/---

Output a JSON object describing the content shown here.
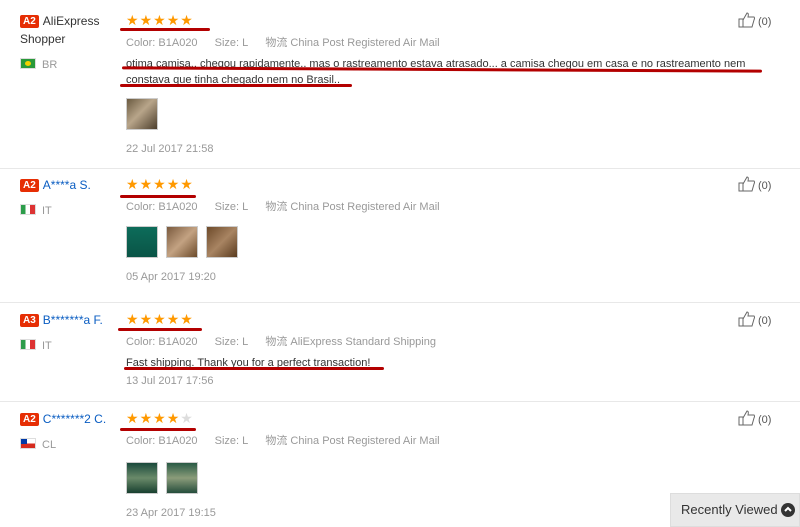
{
  "reviews": [
    {
      "badge": "A2",
      "user": "AliExpress Shopper",
      "country": "BR",
      "flag": "br",
      "rating": 5,
      "color_label": "Color:",
      "color": "B1A020",
      "size_label": "Size:",
      "size": "L",
      "ship_label": "物流",
      "shipping": "China Post Registered Air Mail",
      "comment": "otima camisa.. chegou rapidamente.. mas o rastreamento estava atrasado... a camisa chegou em casa e no rastreamento nem constava que tinha chegado nem no Brasil..",
      "photos": [
        "t1"
      ],
      "date": "22 Jul 2017 21:58",
      "likes": "(0)"
    },
    {
      "badge": "A2",
      "user": "A****a S.",
      "country": "IT",
      "flag": "it",
      "rating": 5,
      "color_label": "Color:",
      "color": "B1A020",
      "size_label": "Size:",
      "size": "L",
      "ship_label": "物流",
      "shipping": "China Post Registered Air Mail",
      "comment": "",
      "photos": [
        "t2",
        "t3",
        "t4"
      ],
      "date": "05 Apr 2017 19:20",
      "likes": "(0)"
    },
    {
      "badge": "A3",
      "user": "B*******a F.",
      "country": "IT",
      "flag": "it",
      "rating": 5,
      "color_label": "Color:",
      "color": "B1A020",
      "size_label": "Size:",
      "size": "L",
      "ship_label": "物流",
      "shipping": "AliExpress Standard Shipping",
      "comment": "Fast shipping. Thank you for a perfect transaction!",
      "photos": [],
      "date": "13 Jul 2017 17:56",
      "likes": "(0)"
    },
    {
      "badge": "A2",
      "user": "C*******2 C.",
      "country": "CL",
      "flag": "cl",
      "rating": 4,
      "color_label": "Color:",
      "color": "B1A020",
      "size_label": "Size:",
      "size": "L",
      "ship_label": "物流",
      "shipping": "China Post Registered Air Mail",
      "comment": "",
      "photos": [
        "t5",
        "t6"
      ],
      "date": "23 Apr 2017 19:15",
      "likes": "(0)"
    }
  ],
  "recently_viewed": "Recently Viewed",
  "colors": {
    "badge": "#e62e04",
    "star": "#ff9900",
    "link": "#0a5dc2",
    "underline": "#b30000"
  }
}
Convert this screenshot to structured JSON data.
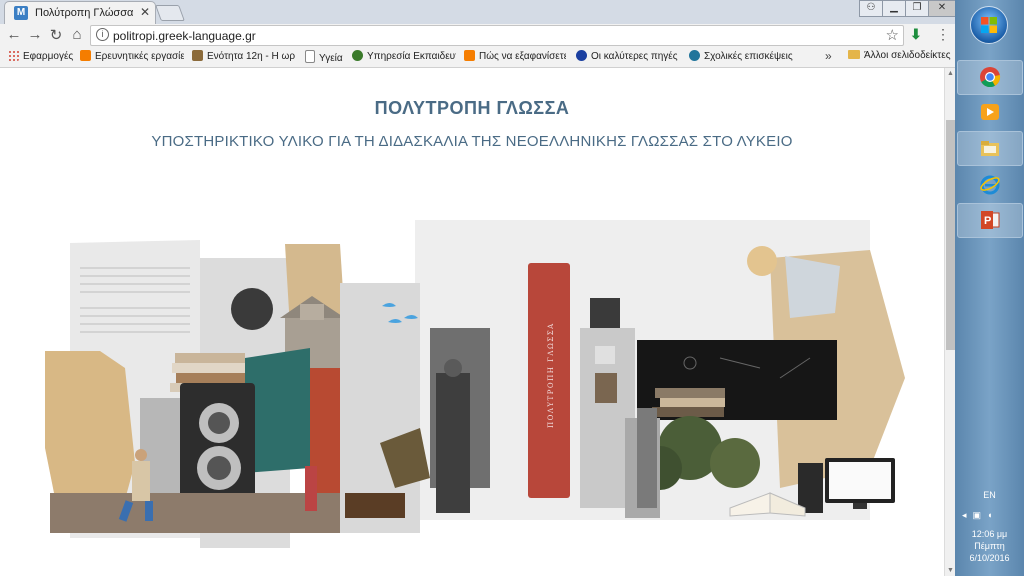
{
  "browser": {
    "tab_title": "Πολύτροπη Γλώσσα",
    "tab_favicon": "M",
    "url": "politropi.greek-language.gr",
    "bookmarks": [
      {
        "label": "Εφαρμογές",
        "icon": "apps-icon",
        "color": "#d23f31"
      },
      {
        "label": "Ερευνητικές εργασίες",
        "icon": "blogger-icon",
        "color": "#f57d00"
      },
      {
        "label": "Ενότητα 12η - Η ωρ",
        "icon": "page-image-icon",
        "color": "#8b6a3a"
      },
      {
        "label": "Υγεία",
        "icon": "page-icon",
        "color": "#888888"
      },
      {
        "label": "Υπηρεσία Εκπαιδευτ",
        "icon": "site-icon",
        "color": "#3a7a2a"
      },
      {
        "label": "Πώς να εξαφανίσετε",
        "icon": "blogger-icon",
        "color": "#f57d00"
      },
      {
        "label": "Οι καλύτερες πηγές",
        "icon": "info-icon",
        "color": "#1a3fa0"
      },
      {
        "label": "Σχολικές επισκέψεις",
        "icon": "wordpress-icon",
        "color": "#21759b"
      }
    ],
    "bookmarks_more": "»",
    "other_bookmarks": "Άλλοι σελιδοδείκτες"
  },
  "page": {
    "title": "ΠΟΛΥΤΡΟΠΗ ΓΛΩΣΣΑ",
    "subtitle": "ΥΠΟΣΤΗΡΙΚΤΙΚΟ ΥΛΙΚΟ ΓΙΑ ΤΗ ΔΙΔΑΣΚΑΛΙΑ ΤΗΣ ΝΕΟΕΛΛΗΝΙΚΗΣ ΓΛΩΣΣΑΣ ΣΤΟ ΛΥΚΕΙΟ",
    "book_spine_text": "ΠΟΛΥΤΡΟΠΗ ΓΛΩΣΣΑ",
    "accent_color": "#4a6b85"
  },
  "taskbar": {
    "apps": [
      "chrome-icon",
      "media-player-icon",
      "file-explorer-icon",
      "internet-explorer-icon",
      "powerpoint-icon"
    ],
    "language": "EN",
    "time": "12:06 μμ",
    "day": "Πέμπτη",
    "date": "6/10/2016"
  }
}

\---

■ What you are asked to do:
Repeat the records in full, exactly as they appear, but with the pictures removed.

■ Solution to this task:
Output a JSON object describing the content shown here.
{
  "reviews": [
    {
      "badge": "A2",
      "user": "AliExpress Shopper",
      "country": "BR",
      "flag": "br",
      "rating": 5,
      "color_label": "Color:",
      "color": "B1A020",
      "size_label": "Size:",
      "size": "L",
      "ship_label": "物流",
      "shipping": "China Post Registered Air Mail",
      "comment": "otima camisa.. chegou rapidamente.. mas o rastreamento estava atrasado... a camisa chegou em casa e no rastreamento nem constava que tinha chegado nem no Brasil..",
      "photos": [
        "t1"
      ],
      "date": "22 Jul 2017 21:58",
      "likes": "(0)"
    },
    {
      "badge": "A2",
      "user": "A****a S.",
      "country": "IT",
      "flag": "it",
      "rating": 5,
      "color_label": "Color:",
      "color": "B1A020",
      "size_label": "Size:",
      "size": "L",
      "ship_label": "物流",
      "shipping": "China Post Registered Air Mail",
      "comment": "",
      "photos": [
        "t2",
        "t3",
        "t4"
      ],
      "date": "05 Apr 2017 19:20",
      "likes": "(0)"
    },
    {
      "badge": "A3",
      "user": "B*******a F.",
      "country": "IT",
      "flag": "it",
      "rating": 5,
      "color_label": "Color:",
      "color": "B1A020",
      "size_label": "Size:",
      "size": "L",
      "ship_label": "物流",
      "shipping": "AliExpress Standard Shipping",
      "comment": "Fast shipping. Thank you for a perfect transaction!",
      "photos": [],
      "date": "13 Jul 2017 17:56",
      "likes": "(0)"
    },
    {
      "badge": "A2",
      "user": "C*******2 C.",
      "country": "CL",
      "flag": "cl",
      "rating": 4,
      "color_label": "Color:",
      "color": "B1A020",
      "size_label": "Size:",
      "size": "L",
      "ship_label": "物流",
      "shipping": "China Post Registered Air Mail",
      "comment": "",
      "photos": [
        "t5",
        "t6"
      ],
      "date": "23 Apr 2017 19:15",
      "likes": "(0)"
    }
  ],
  "recently_viewed": "Recently Viewed",
  "colors": {
    "badge": "#e62e04",
    "star": "#ff9900",
    "link": "#0a5dc2",
    "underline": "#b30000"
  }
}
Convert this screenshot to structured JSON data.
{
  "browser": {
    "tab_title": "Πολύτροπη Γλώσσα",
    "tab_favicon": "M",
    "url": "politropi.greek-language.gr",
    "bookmarks": [
      {
        "label": "Εφαρμογές",
        "icon": "apps-icon",
        "color": "#d23f31"
      },
      {
        "label": "Ερευνητικές εργασίες",
        "icon": "blogger-icon",
        "color": "#f57d00"
      },
      {
        "label": "Ενότητα 12η - Η ωρ",
        "icon": "page-image-icon",
        "color": "#8b6a3a"
      },
      {
        "label": "Υγεία",
        "icon": "page-icon",
        "color": "#888888"
      },
      {
        "label": "Υπηρεσία Εκπαιδευτ",
        "icon": "site-icon",
        "color": "#3a7a2a"
      },
      {
        "label": "Πώς να εξαφανίσετε",
        "icon": "blogger-icon",
        "color": "#f57d00"
      },
      {
        "label": "Οι καλύτερες πηγές",
        "icon": "info-icon",
        "color": "#1a3fa0"
      },
      {
        "label": "Σχολικές επισκέψεις",
        "icon": "wordpress-icon",
        "color": "#21759b"
      }
    ],
    "bookmarks_more": "»",
    "other_bookmarks": "Άλλοι σελιδοδείκτες"
  },
  "page": {
    "title": "ΠΟΛΥΤΡΟΠΗ ΓΛΩΣΣΑ",
    "subtitle": "ΥΠΟΣΤΗΡΙΚΤΙΚΟ ΥΛΙΚΟ ΓΙΑ ΤΗ ΔΙΔΑΣΚΑΛΙΑ ΤΗΣ ΝΕΟΕΛΛΗΝΙΚΗΣ ΓΛΩΣΣΑΣ ΣΤΟ ΛΥΚΕΙΟ",
    "book_spine_text": "ΠΟΛΥΤΡΟΠΗ ΓΛΩΣΣΑ",
    "accent_color": "#4a6b85"
  },
  "taskbar": {
    "apps": [
      "chrome-icon",
      "media-player-icon",
      "file-explorer-icon",
      "internet-explorer-icon",
      "powerpoint-icon"
    ],
    "language": "EN",
    "time": "12:06 μμ",
    "day": "Πέμπτη",
    "date": "6/10/2016"
  }
}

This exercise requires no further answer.